*What is required*: Among the entries below, how many lines include "date"? Give the number alone.

── Provided records ──

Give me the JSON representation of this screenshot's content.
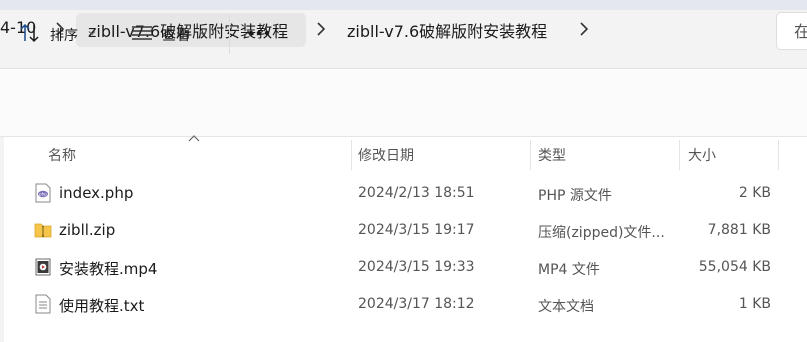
{
  "breadcrumb": {
    "items": [
      "4-10",
      "zibll-v7.6破解版附安装教程",
      "zibll-v7.6破解版附安装教程"
    ]
  },
  "search": {
    "text": "在"
  },
  "toolbar": {
    "sort_label": "排序",
    "view_label": "查看",
    "more_label": "•••"
  },
  "columns": {
    "name": "名称",
    "date": "修改日期",
    "type": "类型",
    "size": "大小"
  },
  "files": [
    {
      "name": "index.php",
      "date": "2024/2/13 18:51",
      "type": "PHP 源文件",
      "size": "2 KB",
      "icon": "php-file-icon"
    },
    {
      "name": "zibll.zip",
      "date": "2024/3/15 19:17",
      "type": "压缩(zipped)文件...",
      "size": "7,881 KB",
      "icon": "zip-folder-icon"
    },
    {
      "name": "安装教程.mp4",
      "date": "2024/3/15 19:33",
      "type": "MP4 文件",
      "size": "55,054 KB",
      "icon": "video-file-icon"
    },
    {
      "name": "使用教程.txt",
      "date": "2024/3/17 18:12",
      "type": "文本文档",
      "size": "1 KB",
      "icon": "text-file-icon"
    }
  ]
}
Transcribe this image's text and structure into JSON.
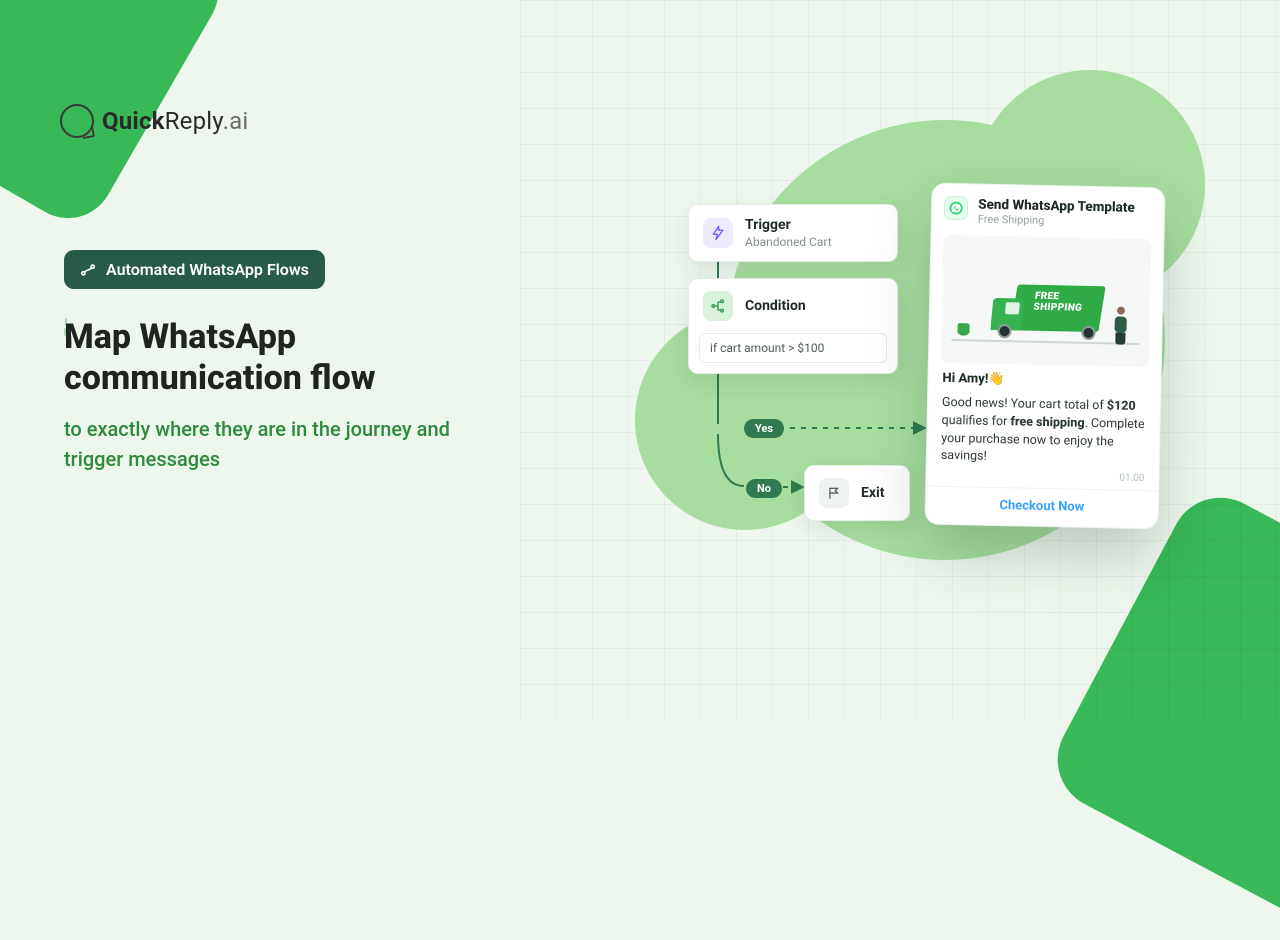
{
  "brand": {
    "name_html": "QuickReply.ai"
  },
  "hero": {
    "pill": "Automated WhatsApp Flows",
    "headline": "Map WhatsApp communication flow",
    "subhead": "to exactly where they are in the journey and trigger messages"
  },
  "flow": {
    "trigger": {
      "title": "Trigger",
      "subtitle": "Abandoned Cart"
    },
    "condition": {
      "title": "Condition",
      "expr": "if cart amount > $100"
    },
    "exit": {
      "title": "Exit"
    },
    "yes": "Yes",
    "no": "No"
  },
  "template": {
    "title": "Send WhatsApp Template",
    "subtitle": "Free Shipping",
    "truck_text": "FREE\nSHIPPING",
    "salutation": "Hi Amy!",
    "wave": "👋",
    "body_pre": "Good news! Your cart total of ",
    "amount": "$120",
    "body_mid": " qualifies for ",
    "freeship": "free shipping",
    "body_post": ". Complete your purchase now to enjoy the savings!",
    "time": "01.00",
    "cta": "Checkout Now"
  }
}
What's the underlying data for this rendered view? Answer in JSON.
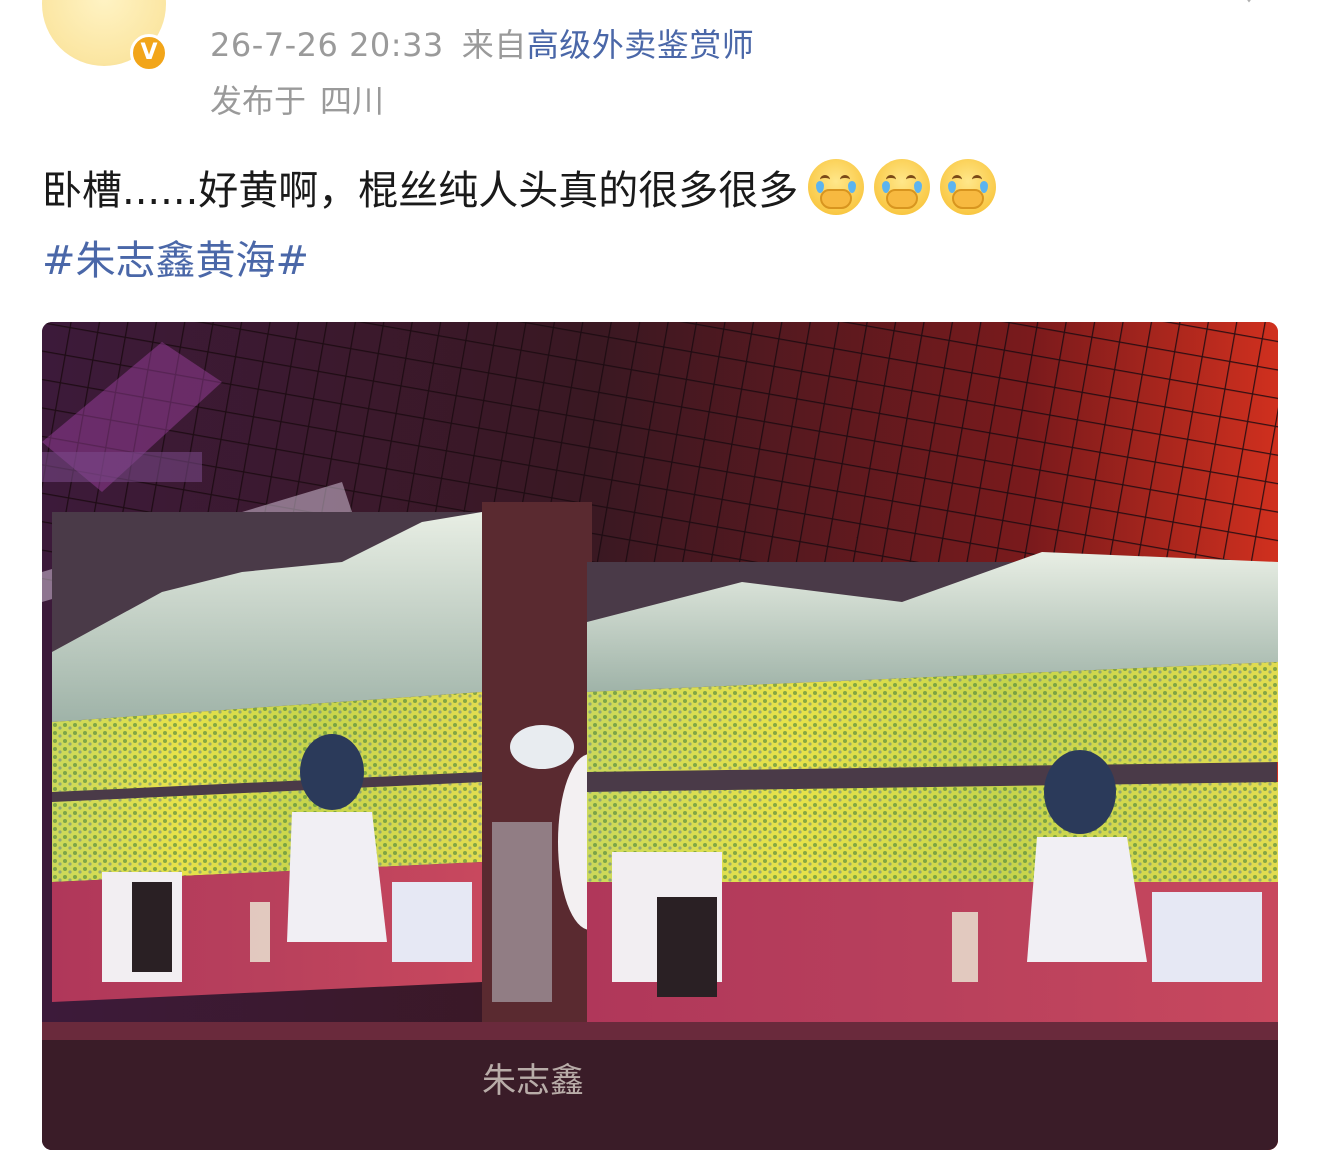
{
  "post": {
    "timestamp": "26-7-26 20:33",
    "from_label": "来自",
    "source_app": "高级外卖鉴赏师",
    "location_label": "发布于",
    "location": "四川",
    "text": "卧槽......好黄啊，棍丝纯人头真的很多很多",
    "emojis": [
      "cry-covering-mouth-emoji",
      "cry-covering-mouth-emoji",
      "cry-covering-mouth-emoji"
    ],
    "hashtag": "#朱志鑫黄海#",
    "image_watermark": "朱志鑫"
  },
  "avatar": {
    "badge": "V",
    "badge_color": "#f2a519"
  },
  "colors": {
    "meta_gray": "#9a9a9a",
    "link_blue": "#4a67a8",
    "text": "#1a1a1a",
    "stage_red": "#c42a1e",
    "crowd_yellow": "#e6e04a"
  }
}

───

*Finished exercise*: 5